● YOUR GOAL: After counting the lines below that contain "this", reply with that number alone.

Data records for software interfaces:
• • • • •

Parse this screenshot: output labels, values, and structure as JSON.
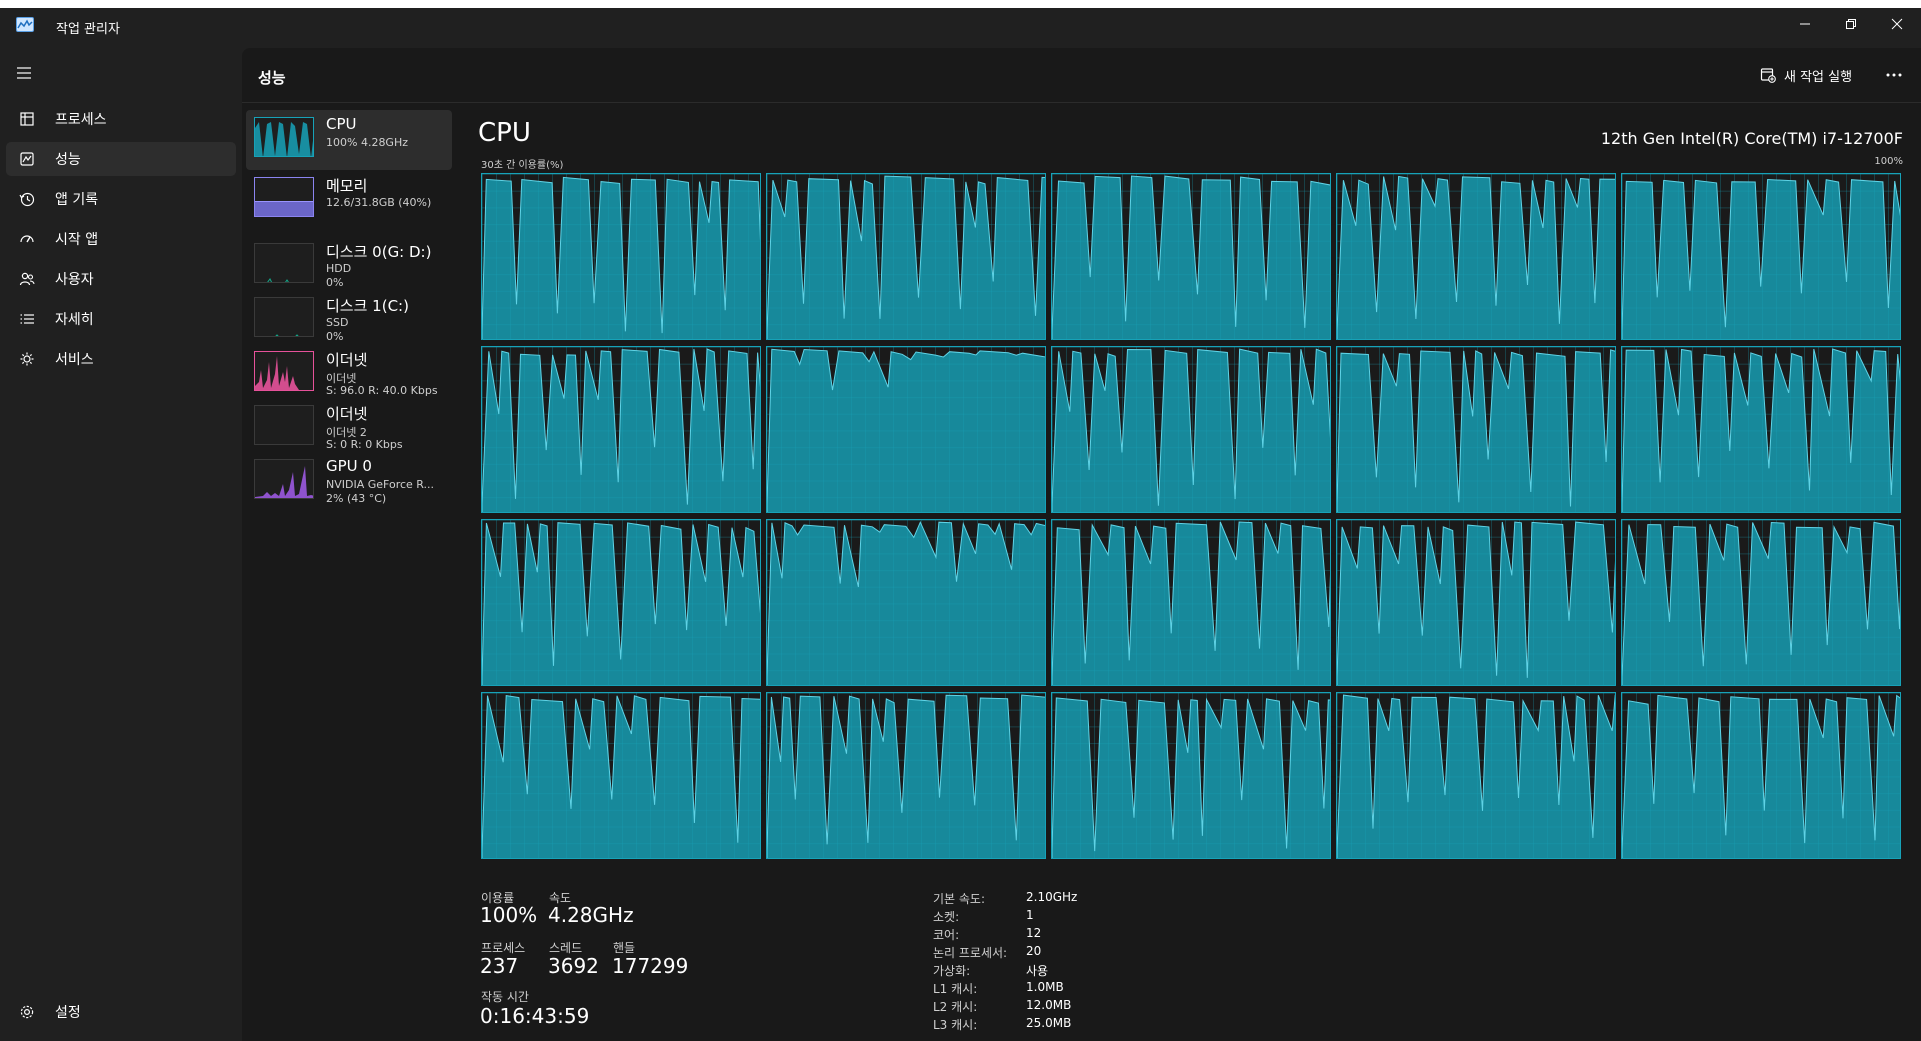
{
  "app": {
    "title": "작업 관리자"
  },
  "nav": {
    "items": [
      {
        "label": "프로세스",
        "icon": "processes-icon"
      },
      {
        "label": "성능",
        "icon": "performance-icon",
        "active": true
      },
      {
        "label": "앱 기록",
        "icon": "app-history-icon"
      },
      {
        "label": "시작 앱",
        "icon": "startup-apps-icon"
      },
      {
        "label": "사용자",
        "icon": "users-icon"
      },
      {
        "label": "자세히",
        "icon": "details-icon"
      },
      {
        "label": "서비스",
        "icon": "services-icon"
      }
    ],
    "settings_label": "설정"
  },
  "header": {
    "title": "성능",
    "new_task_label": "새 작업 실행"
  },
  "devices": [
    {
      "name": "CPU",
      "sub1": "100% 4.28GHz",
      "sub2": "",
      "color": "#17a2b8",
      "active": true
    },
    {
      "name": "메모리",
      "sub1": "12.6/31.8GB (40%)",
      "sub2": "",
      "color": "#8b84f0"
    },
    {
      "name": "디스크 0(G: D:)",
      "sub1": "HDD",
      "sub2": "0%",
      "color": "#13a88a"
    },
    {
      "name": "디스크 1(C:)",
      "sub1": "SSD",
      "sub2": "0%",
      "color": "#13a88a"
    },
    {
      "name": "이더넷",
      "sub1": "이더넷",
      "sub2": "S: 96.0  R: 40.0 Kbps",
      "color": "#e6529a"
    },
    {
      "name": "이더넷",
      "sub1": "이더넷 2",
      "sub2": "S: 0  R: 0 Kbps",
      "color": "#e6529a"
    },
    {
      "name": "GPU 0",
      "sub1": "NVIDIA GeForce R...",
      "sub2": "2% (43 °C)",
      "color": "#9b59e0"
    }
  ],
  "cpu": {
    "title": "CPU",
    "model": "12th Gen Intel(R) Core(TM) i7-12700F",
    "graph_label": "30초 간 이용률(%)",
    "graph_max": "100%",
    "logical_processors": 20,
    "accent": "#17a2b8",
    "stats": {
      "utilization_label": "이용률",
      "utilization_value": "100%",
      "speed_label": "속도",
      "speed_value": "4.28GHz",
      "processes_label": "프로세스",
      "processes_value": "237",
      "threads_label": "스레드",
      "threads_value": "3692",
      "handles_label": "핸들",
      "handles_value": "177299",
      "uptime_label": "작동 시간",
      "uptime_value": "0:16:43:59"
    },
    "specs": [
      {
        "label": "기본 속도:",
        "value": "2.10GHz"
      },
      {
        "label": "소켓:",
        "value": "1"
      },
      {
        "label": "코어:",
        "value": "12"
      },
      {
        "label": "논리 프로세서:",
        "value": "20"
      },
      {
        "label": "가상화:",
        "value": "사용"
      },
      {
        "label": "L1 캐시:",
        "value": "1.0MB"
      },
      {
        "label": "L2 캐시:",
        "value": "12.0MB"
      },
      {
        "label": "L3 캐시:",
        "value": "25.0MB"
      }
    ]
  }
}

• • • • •

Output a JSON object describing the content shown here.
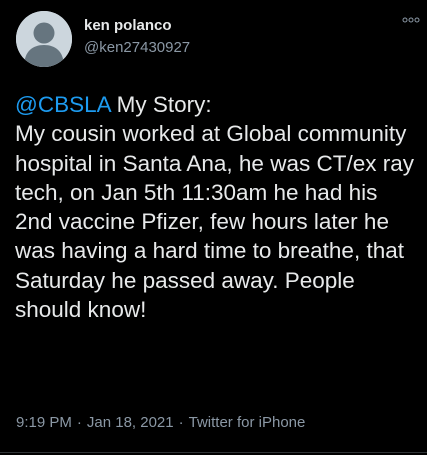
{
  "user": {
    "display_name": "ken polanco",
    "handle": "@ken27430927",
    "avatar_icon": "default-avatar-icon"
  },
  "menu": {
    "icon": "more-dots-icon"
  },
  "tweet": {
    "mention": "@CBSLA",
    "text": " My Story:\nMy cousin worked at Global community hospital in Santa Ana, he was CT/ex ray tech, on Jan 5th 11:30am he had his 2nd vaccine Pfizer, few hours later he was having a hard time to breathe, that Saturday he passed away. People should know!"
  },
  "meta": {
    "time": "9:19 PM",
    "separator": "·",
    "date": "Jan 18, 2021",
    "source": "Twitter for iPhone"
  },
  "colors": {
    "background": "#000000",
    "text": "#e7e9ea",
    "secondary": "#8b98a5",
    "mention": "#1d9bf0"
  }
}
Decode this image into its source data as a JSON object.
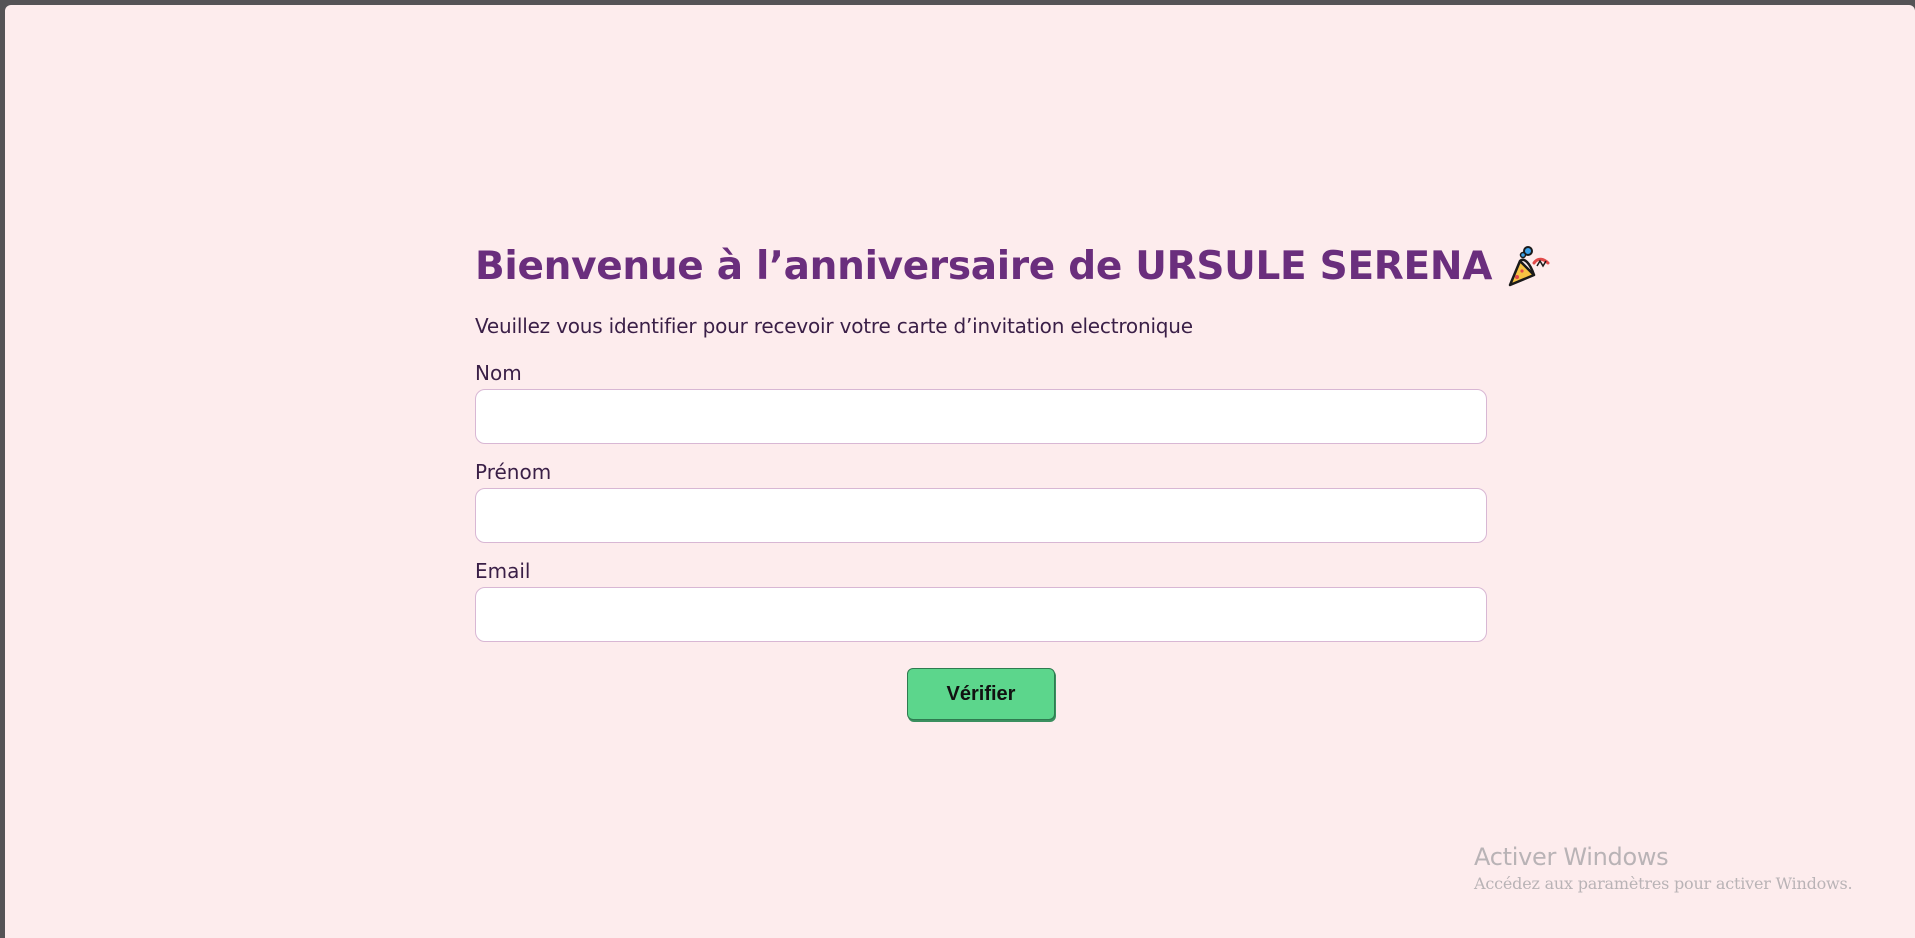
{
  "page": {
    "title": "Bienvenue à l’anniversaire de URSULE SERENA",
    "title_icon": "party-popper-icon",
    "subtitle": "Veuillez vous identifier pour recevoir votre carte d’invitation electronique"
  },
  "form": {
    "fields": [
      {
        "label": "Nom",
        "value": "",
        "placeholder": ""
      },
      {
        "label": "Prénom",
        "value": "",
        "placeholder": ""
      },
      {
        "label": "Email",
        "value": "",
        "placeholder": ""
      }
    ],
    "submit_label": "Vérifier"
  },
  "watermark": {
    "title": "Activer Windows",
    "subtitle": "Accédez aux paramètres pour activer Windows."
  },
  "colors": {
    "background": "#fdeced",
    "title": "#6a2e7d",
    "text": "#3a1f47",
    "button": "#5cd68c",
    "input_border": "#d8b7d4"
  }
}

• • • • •

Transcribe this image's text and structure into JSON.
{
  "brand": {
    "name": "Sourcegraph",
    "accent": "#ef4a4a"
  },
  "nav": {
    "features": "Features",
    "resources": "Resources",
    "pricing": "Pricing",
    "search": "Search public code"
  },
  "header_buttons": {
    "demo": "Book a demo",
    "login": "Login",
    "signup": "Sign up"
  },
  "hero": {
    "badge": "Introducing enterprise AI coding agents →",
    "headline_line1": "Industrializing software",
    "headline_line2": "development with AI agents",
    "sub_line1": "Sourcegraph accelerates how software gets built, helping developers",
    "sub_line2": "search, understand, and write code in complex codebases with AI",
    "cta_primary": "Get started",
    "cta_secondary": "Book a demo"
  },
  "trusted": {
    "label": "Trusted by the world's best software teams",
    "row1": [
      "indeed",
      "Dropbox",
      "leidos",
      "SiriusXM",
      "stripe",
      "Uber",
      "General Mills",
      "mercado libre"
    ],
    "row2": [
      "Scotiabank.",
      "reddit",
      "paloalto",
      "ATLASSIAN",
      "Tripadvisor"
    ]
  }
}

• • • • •

● RESPONSE AREA: 3